Fox II is now based in Akaroa / Lytteton and takes out dolphin watching parties.

Fox II popped up on WW back in April 2018 where Barbara Cooke spotted her in Akaroa, when they were circumnavigating NZ on Trinidad. At the time the story generated a lot of comments and input from people connected to the vessel – worth a read.

Details and photos come to us from Iain Forsyth, who these days owns the stunning 42’ Miller & Tunnage, 1961 built, ex work-boat – Meola. See and read all about Meola at the WW links below

Round Rangitoto Island Classic Race and BBQ


Saturday was a first (in a long time) on the classic launch scene – we had a launch race around Rangitoto (+ Motutapu) , now a race is not that unusual , but female skippers only (helms person) is – the winning skipper on Kumi would have failed a chromosome test but the race committee (Jason Prew) was swayed by the skippers attire 🙂

The post race BBQ at Islington Bay  proved more popular than the race and 11 woodys dropped anchor in the bay for the BBQ. We all tend to forget about this location, great sunsets and easy anchorage. Cool video of My Girl sliding back down the harbour at dusk. On route I caught the tail-end charlies in the yacht fleet who also raced around the island – photos below.

A question – if you’re a large A-Class gaffer (no names but its painted black) and you constantly finish at the back of the fleet, as you did again on Saturday, why would you sail so close to a mark that you hit it? The rules say you are out of the race for that – BUT what makes it worse is when the mark is a classic launch and it is the finish boat, and all the yacht crew do is laugh 😦  The invoice for repairs will be in the mail. Yachties wonder why launch owners do not put their hand up when asked to perform this task, I suspect they will struggle even more for ‘volunteers’ in the future 🙂

UPDATE– Combine the above with another A-Class yacht (no Prize for guessing which one it was) colliding (yacht in the wrong) with a very large classic launch at Mahurangi and the yacht skippers / crew post collision arrogance – the CYA maybe needs to have a wee chat re rules and manners. Just because your are a classic yacht you don’t get any special privileges 😉

Woodys Cruising The Bay Of Islands – Summer 2019/2 – Part 2
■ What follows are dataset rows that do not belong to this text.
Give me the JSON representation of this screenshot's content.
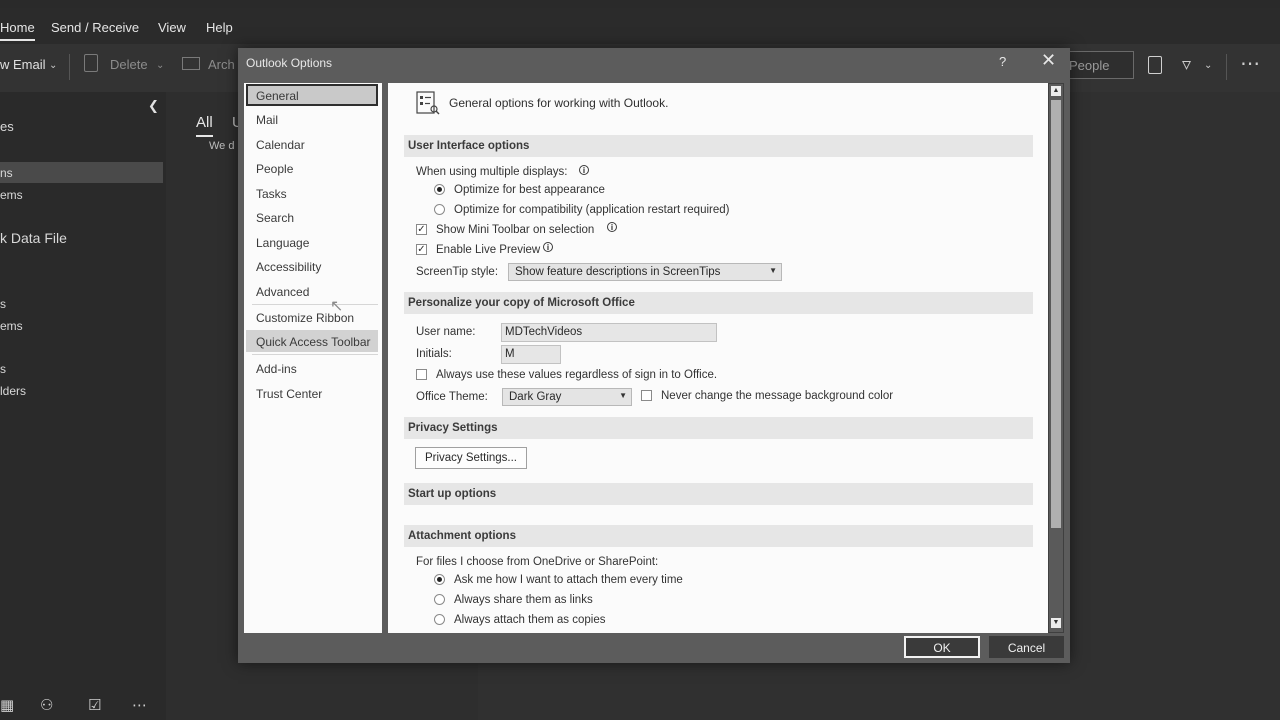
{
  "app": {
    "ribbon_tabs": [
      "Home",
      "Send / Receive",
      "View",
      "Help"
    ],
    "toolbar": {
      "new_email_label": "w Email",
      "delete_label": "Delete",
      "archive_label": "Arch",
      "people_placeholder": "People"
    },
    "folder_pane": {
      "items": [
        "es",
        "ns",
        "ems",
        "k Data File",
        "s",
        "ems",
        "s",
        "lders"
      ]
    },
    "mail_list": {
      "tab_all": "All",
      "tab_unread": "U",
      "notice": "We d"
    }
  },
  "dialog": {
    "title": "Outlook Options",
    "help_glyph": "?",
    "close_glyph": "✕",
    "nav_items": [
      "General",
      "Mail",
      "Calendar",
      "People",
      "Tasks",
      "Search",
      "Language",
      "Accessibility",
      "Advanced",
      "Customize Ribbon",
      "Quick Access Toolbar",
      "Add-ins",
      "Trust Center"
    ],
    "selected_nav": "General",
    "header": "General options for working with Outlook.",
    "sections": {
      "ui": "User Interface options",
      "personalize": "Personalize your copy of Microsoft Office",
      "privacy": "Privacy Settings",
      "startup": "Start up options",
      "attachment": "Attachment options"
    },
    "ui_options": {
      "multiple_displays_label": "When using multiple displays:",
      "radio_best": "Optimize for best appearance",
      "radio_compat": "Optimize for compatibility (application restart required)",
      "mini_toolbar": "Show Mini Toolbar on selection",
      "live_preview": "Enable Live Preview",
      "screentip_label": "ScreenTip style:",
      "screentip_value": "Show feature descriptions in ScreenTips"
    },
    "personalize": {
      "username_label": "User name:",
      "username_value": "MDTechVideos",
      "initials_label": "Initials:",
      "initials_value": "M",
      "always_use": "Always use these values regardless of sign in to Office.",
      "theme_label": "Office Theme:",
      "theme_value": "Dark Gray",
      "never_change": "Never change the message background color"
    },
    "privacy": {
      "button": "Privacy Settings..."
    },
    "attachment": {
      "label": "For files I choose from OneDrive or SharePoint:",
      "radio_ask": "Ask me how I want to attach them every time",
      "radio_links": "Always share them as links",
      "radio_copies": "Always attach them as copies"
    },
    "ok_label": "OK",
    "cancel_label": "Cancel"
  }
}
Yesterday we featured a gallery of classic wooden launches that photographer Dean Wright has snapped over the xmas / new year period in the Bay of Islands.
Today we get to view some magnificent examples of ex work boats, now enjoying their twilight years as leisure craft.
Meola steals hearts where ever she goes and has made numerous appearances on WW.
Donna Maree was built by Jorgensens at Waipawa, Picton for Charlie Hebberley for the Tory Channel- not sure of the date. Now owned by Cal Crook.
I’m in the dark on details on the other to boats – Liberator and the unnamed one.
All the boats featured yesterday and today are stunning examples of why we love classic boats – the photo below unfortunately is an example to what we see hanging out in the Bay of Islands at this time of the year – “a face only a mother could love” 😦


Meola – A Peek Down Below



Meloa – A Peek Down Below

I was sent a link to the amazing collection of photos above of the 1961 Miller & Tunnage  ex work boat Meola by woody Peter Mence. Owner Iain Forsythe  has had Meola for 4+ years and in this time he has used his eye & hand skills to turn her into one of the saltiest boats in our woody fleet. Check out the link below for more photos and detail

Input for Harold Kidd – Her first skipper was Charlie Miillett who served his time as a boatbuider with Chas Bailey & Sons, went to Tauranga boatbuilding and became a top skipper in the game-fishing fleet there.



And if you were off the radar yesterday – scroll down to view yesterdays story on how classic launch owners can enjoy their pride and joy more or be lazy & just click this link below 🙂